● **Aim of the exercise**
Search the listing for the string "Resistance" and copy every line that contains it.

=== Begin Enclosure ===

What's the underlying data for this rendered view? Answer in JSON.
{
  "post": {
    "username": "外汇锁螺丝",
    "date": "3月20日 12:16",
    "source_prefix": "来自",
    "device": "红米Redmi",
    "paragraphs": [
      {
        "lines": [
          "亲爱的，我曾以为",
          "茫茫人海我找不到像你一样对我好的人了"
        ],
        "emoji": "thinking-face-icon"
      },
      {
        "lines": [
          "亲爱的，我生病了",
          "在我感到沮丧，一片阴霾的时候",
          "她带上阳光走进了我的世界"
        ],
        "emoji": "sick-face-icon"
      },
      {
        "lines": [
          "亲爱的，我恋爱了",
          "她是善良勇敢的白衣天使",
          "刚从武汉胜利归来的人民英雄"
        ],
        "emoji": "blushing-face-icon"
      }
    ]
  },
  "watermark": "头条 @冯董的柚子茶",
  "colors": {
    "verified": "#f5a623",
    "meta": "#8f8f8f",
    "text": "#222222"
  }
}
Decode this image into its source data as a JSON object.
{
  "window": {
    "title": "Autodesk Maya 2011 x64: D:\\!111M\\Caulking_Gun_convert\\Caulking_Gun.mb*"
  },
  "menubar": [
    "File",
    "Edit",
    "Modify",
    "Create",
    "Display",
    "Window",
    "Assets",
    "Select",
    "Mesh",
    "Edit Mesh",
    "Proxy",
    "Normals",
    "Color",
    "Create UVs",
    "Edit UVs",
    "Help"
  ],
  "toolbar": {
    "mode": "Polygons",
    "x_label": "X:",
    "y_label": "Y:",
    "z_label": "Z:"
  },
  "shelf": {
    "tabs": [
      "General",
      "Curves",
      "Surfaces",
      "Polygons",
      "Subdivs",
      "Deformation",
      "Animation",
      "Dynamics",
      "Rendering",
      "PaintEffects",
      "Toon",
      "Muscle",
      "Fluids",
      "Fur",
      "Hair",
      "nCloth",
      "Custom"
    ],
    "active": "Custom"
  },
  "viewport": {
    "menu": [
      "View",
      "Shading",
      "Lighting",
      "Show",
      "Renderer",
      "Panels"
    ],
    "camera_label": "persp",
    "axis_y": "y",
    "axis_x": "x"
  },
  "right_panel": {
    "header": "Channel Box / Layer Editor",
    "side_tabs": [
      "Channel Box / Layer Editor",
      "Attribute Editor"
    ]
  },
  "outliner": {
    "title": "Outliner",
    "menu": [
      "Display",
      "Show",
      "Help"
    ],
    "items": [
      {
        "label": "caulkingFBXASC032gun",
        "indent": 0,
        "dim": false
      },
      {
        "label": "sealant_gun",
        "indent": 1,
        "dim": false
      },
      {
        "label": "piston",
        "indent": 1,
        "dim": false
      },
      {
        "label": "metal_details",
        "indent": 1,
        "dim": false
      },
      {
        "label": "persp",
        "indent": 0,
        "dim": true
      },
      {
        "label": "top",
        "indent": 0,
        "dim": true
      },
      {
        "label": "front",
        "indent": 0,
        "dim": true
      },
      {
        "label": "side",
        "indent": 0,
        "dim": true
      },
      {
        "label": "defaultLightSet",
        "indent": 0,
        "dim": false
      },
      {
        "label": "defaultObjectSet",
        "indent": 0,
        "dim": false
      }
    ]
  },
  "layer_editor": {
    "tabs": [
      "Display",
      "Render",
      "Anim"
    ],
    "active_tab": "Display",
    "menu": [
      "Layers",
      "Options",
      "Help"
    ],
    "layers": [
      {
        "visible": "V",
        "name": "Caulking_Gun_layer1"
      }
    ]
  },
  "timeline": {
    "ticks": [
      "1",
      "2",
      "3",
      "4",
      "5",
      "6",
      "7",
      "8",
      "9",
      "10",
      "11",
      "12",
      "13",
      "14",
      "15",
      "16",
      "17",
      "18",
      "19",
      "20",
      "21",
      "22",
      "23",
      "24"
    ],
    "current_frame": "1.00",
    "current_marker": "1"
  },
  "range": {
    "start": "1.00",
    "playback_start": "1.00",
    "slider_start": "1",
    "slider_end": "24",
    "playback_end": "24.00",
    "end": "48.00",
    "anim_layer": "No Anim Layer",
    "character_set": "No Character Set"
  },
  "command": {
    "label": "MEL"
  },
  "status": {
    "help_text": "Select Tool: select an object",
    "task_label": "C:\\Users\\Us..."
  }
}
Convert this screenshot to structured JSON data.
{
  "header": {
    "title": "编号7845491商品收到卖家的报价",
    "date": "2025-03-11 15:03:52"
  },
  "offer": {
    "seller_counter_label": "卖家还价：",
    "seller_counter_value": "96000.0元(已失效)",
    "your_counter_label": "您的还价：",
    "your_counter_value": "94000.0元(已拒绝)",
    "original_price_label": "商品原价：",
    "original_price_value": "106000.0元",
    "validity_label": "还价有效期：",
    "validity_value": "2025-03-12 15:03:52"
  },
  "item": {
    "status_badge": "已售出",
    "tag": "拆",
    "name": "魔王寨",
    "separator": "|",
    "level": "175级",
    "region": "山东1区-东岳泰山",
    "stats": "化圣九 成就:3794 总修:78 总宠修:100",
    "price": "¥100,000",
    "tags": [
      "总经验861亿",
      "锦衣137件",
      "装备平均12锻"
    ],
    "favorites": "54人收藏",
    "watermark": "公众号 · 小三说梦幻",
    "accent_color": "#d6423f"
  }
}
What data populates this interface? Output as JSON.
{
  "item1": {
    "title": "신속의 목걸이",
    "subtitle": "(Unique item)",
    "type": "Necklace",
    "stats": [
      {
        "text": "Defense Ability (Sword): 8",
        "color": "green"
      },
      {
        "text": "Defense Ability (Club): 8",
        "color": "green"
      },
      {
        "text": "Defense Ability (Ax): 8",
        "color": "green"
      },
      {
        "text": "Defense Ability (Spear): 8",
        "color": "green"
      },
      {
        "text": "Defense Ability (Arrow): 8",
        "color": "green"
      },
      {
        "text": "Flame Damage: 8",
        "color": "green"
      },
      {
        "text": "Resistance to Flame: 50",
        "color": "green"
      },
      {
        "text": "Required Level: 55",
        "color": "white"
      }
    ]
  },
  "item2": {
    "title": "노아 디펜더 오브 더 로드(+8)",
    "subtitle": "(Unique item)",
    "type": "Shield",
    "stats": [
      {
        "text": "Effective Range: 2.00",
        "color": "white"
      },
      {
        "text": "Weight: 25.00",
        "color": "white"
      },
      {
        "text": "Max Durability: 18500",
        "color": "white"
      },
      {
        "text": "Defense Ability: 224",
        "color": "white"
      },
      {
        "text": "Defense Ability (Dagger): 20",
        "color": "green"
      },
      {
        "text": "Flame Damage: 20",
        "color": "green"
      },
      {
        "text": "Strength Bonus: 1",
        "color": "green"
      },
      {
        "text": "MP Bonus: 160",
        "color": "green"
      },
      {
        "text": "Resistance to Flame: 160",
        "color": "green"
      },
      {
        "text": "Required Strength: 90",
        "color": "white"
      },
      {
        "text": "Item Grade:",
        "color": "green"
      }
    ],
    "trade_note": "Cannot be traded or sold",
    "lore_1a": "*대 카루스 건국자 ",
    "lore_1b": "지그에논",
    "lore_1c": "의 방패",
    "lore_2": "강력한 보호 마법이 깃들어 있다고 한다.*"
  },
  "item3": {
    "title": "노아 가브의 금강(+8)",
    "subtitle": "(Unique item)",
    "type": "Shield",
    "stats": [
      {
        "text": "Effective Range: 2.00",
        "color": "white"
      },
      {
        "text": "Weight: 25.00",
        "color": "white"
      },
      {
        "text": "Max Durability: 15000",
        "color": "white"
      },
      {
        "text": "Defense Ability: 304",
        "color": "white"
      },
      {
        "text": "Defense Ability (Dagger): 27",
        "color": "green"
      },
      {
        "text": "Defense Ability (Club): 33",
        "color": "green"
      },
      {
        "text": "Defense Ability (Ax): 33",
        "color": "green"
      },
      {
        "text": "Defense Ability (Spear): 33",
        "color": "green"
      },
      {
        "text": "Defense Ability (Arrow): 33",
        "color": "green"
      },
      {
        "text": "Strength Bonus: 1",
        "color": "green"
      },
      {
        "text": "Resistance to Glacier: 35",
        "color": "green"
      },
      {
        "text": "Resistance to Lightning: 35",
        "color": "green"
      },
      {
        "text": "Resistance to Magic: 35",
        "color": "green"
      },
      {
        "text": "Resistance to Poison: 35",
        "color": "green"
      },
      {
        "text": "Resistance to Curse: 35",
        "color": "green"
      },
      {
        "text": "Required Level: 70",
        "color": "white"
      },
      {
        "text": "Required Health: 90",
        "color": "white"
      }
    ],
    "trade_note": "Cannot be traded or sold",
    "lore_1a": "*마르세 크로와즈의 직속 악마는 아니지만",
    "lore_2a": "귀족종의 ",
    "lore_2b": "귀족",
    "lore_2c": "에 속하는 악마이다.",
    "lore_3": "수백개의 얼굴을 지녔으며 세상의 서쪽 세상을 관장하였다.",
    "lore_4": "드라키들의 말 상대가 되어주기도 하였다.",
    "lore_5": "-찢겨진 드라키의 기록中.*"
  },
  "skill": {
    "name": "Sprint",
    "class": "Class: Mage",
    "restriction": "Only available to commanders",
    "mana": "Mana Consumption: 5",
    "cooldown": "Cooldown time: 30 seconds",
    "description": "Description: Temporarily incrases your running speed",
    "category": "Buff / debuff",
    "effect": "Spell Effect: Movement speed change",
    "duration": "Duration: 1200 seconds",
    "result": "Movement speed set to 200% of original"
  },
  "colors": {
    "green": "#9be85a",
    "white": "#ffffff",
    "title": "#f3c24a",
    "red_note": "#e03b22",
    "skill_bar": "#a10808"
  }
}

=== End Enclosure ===

● **Task answer**
        "text": "Resistance to Flame: 50",
        "text": "Resistance to Flame: 160",
        "text": "Resistance to Glacier: 35",
        "text": "Resistance to Lightning: 35",
        "text": "Resistance to Magic: 35",
        "text": "Resistance to Poison: 35",
        "text": "Resistance to Curse: 35",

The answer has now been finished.